The reality is that more than 43,500 Australians die from cardiovascular disease with a further 41,400 deaths associated from it. Heart disease remains the most expensive disease with more hospitalisations than any other disease, costing over $12 billion per year and estimated to increase to over $22 billion by 2032-33.
What if I told you there is a disease that impacts 1 in 8 Australians over 75 and, of those, 1 in 3 are under-recognised and under-treated? The real kicker is that up to 50% of those Australians with the severe form of this disease will die within 2 years unless they get surgery.
It’s a condition that’s as common as breast cancer.
Aortic stenosis is the narrowing of the aortic valve that restricts blood flow and, too often, the symptoms, such as chest pain, fainting upon exertion, shortness of breath and reduced activity, are dismissed as “getting old”.

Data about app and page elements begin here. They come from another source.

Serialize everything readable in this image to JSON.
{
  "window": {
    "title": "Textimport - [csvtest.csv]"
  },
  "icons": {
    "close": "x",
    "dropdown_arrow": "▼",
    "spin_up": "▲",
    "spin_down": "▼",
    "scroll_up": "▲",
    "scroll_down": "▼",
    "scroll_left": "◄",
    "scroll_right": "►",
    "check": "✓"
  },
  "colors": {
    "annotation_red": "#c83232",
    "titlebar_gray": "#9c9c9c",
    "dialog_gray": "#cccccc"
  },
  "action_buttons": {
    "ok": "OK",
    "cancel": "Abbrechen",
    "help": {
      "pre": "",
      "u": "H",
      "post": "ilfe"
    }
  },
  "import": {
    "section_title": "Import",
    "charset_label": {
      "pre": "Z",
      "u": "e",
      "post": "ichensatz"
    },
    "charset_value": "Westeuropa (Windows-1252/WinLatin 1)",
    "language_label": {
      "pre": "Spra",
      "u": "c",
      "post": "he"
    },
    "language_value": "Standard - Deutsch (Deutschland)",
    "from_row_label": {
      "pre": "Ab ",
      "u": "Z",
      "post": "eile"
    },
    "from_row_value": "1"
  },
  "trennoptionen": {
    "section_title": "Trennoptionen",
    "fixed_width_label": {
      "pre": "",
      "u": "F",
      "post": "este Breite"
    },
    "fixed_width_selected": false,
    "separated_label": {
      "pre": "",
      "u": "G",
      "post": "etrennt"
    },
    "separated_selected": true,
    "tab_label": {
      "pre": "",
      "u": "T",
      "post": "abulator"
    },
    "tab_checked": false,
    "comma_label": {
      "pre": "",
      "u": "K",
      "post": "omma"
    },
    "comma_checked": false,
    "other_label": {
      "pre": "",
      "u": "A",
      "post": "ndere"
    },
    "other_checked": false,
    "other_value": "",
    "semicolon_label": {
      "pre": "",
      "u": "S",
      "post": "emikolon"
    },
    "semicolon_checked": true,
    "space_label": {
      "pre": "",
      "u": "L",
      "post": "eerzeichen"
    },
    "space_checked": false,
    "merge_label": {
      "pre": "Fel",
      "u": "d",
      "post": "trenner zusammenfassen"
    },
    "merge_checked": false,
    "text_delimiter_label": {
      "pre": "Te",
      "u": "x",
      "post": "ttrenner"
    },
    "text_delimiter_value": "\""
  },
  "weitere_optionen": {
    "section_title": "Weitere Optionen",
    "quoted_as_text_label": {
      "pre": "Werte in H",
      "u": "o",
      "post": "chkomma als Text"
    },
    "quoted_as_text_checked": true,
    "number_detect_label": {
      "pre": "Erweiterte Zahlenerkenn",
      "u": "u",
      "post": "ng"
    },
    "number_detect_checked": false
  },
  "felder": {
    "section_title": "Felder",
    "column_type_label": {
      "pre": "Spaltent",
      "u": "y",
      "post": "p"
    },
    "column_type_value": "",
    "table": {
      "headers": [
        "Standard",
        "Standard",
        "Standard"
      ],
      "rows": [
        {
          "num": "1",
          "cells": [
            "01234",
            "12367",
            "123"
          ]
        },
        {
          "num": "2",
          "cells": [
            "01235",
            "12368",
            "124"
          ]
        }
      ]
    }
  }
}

With an ageing population, we will all need to look at ageing through a different lens. For example, Australians aged 65 years and over contribute almost $39 billion each year in unpaid caring and voluntary work. If the unpaid contribution of those aged 55 to 64 years is included, that figure rises to $74.5 billion per year.
A YouGov study commissioned by Edwards Lifesciences surveyed 2004 Australians over the age of 60 and showed 79% of respondents don’t know what aortic stenosis is, despite it being the one of the most common and serious heart valve disease problems in developed countries.  The questions were based on a similar survey of 12,820 people aged 60 years or older in 11 European countries in 2017.
Next year, 5.5 million Australians will be over the age 60 years, and this will increase to 6.9 million by 2030. Of those, we estimate the prevalence of severe aortic stenosis will increase from ~35K to ~46K that’s a 31% increase in 10 years.
At present, we are only treating ~8036 Australians, leaving tens of thousands untreated and under-diagnosed.
A recent report from Australian researchers found high rates of mortality associated with both moderate and severe aortic stenosis during long-term follow-up. As such, previous suggestions that moderate aortic stenosis is a benign condition are wrong.
In November, Medicare raised the rebate for heart health checks to 100%, meaning more than 1.5 million Australians at risk of heart attack or stroke now have access to GP-administered heart health checks.
We hope that checking for that ‘whooshing’ or ‘swishing’ sounds, which are signs of a heart murmur, is front of mind, because it will play a critical role in getting Australians at risk of cardiovascular disease the treatment they need.
At Edwards Lifesciences, we’re proud to be the market leader in patient-focused innovations for addressing structural heart disease. We’re committed to delivering innovative therapies for patients, whether it be for the aortic, pulmonary, mitral or tricuspid valves.
Heart disease is the number one cause of death in Australia. Should you be asking your doctor for a heart health check today?
 Otto CM. Timing of aortic valve surgery. Heart. 2000;84:211-8.
 Osnabrugge MS et al ‘Aortic Stenosis in the Elderly. Disease Prevalence and Number of Candidates for Transcatheter Aortic Valve Replacement: A Meta-Analysis and Modelling Study’ JACC 2013 Vol. 62, No 11, 2013